Not everybody has (or had) smartphones with data plans, and if you weren’t one of the packet pushers then you’d have to pay Verizon’s standard rate of $1.99 per megabyte.  Well, according to the FCC, there have been tons of complaints regarding wrongful charges from customers who were being billed for data usage on their mobile phones, yet never actively used the service.

After a study was done, it was discovered that some phones were using a small amount of data in the background.  Also, customers were sucking down data if they accidentally pressed their browser button, even if they closed it immediately.  Supposedly this has been happening since 2007 and during that time, Verizon was refusing to give refunds.
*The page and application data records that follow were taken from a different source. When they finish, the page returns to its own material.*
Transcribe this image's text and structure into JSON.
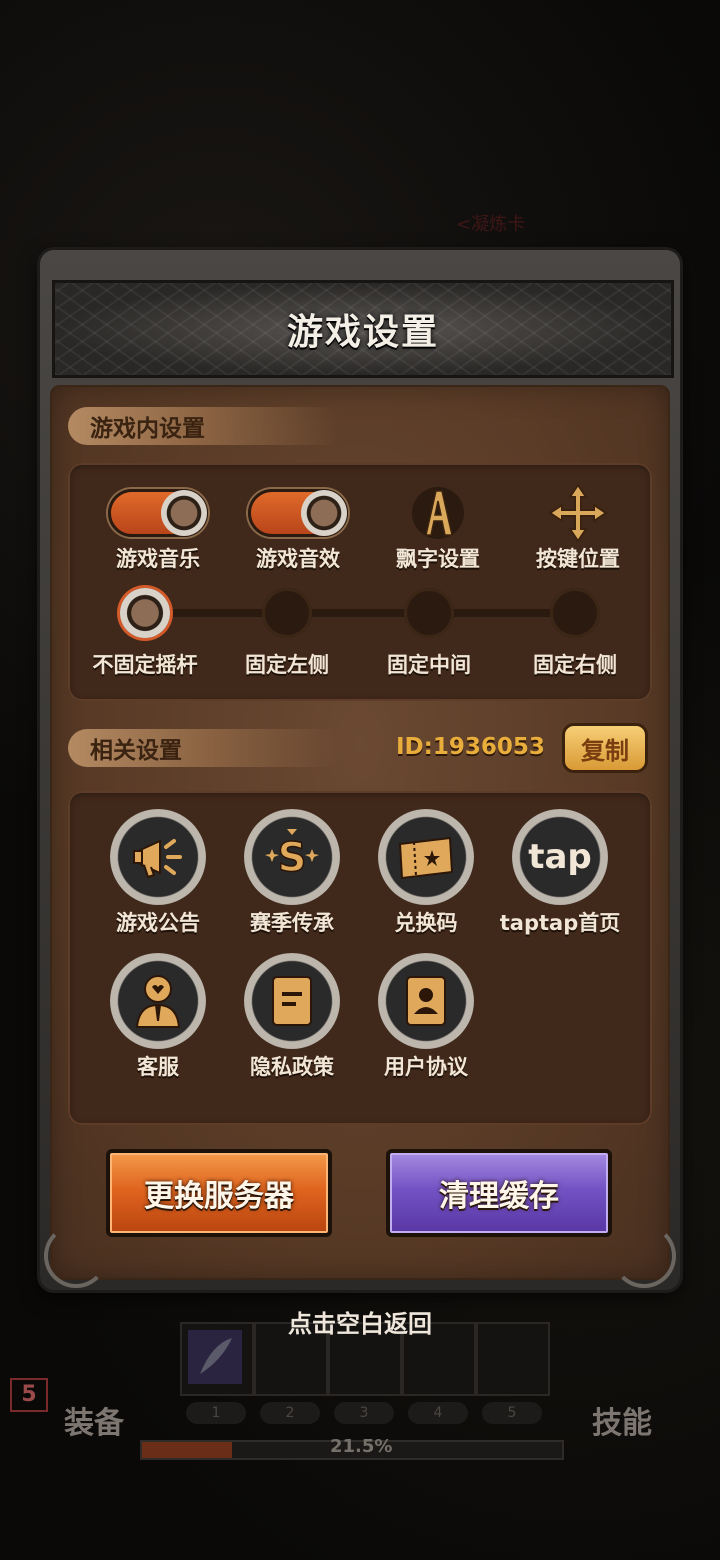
{
  "dialog": {
    "title": "游戏设置",
    "in_game_section": {
      "label": "游戏内设置",
      "controls": [
        {
          "label": "游戏音乐",
          "icon": "toggle-switch",
          "state": "on"
        },
        {
          "label": "游戏音效",
          "icon": "toggle-switch",
          "state": "on"
        },
        {
          "label": "飘字设置",
          "icon": "letter-a-icon"
        },
        {
          "label": "按键位置",
          "icon": "move-arrows-icon"
        }
      ],
      "joystick_options": [
        "不固定摇杆",
        "固定左侧",
        "固定中间",
        "固定右侧"
      ],
      "joystick_selected": "不固定摇杆"
    },
    "related_section": {
      "label": "相关设置",
      "id_text": "ID:1936053",
      "copy_label": "复制",
      "items": [
        {
          "label": "游戏公告",
          "icon": "megaphone-icon"
        },
        {
          "label": "赛季传承",
          "icon": "season-s-icon"
        },
        {
          "label": "兑换码",
          "icon": "ticket-icon"
        },
        {
          "label": "taptap首页",
          "icon": "tap-logo",
          "icon_text": "tap"
        },
        {
          "label": "客服",
          "icon": "support-agent-icon"
        },
        {
          "label": "隐私政策",
          "icon": "document-icon"
        },
        {
          "label": "用户协议",
          "icon": "user-card-icon"
        }
      ]
    },
    "change_server_label": "更换服务器",
    "clear_cache_label": "清理缓存"
  },
  "hint": "点击空白返回",
  "hud": {
    "background_tag": "<凝炼卡",
    "equip_label": "装备",
    "skill_label": "技能",
    "level": "5",
    "slot_numbers": [
      "1",
      "2",
      "3",
      "4",
      "5"
    ],
    "progress_text": "21.5%",
    "progress_fraction": 0.215
  },
  "colors": {
    "accent_orange": "#e0651f",
    "accent_purple": "#7353c4",
    "id_gold": "#e8ad3a",
    "panel_brown": "#553824"
  }
}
Verizon is now stating that they will be sending out refunds as credit to their customer’s October and November bill.  If you are no longer with Verizon, they will send you a check.  The refunds typically range from $2-$6 bucks, which may not seem like much –  but definitely adds up for big red.

[via MobileCrunch]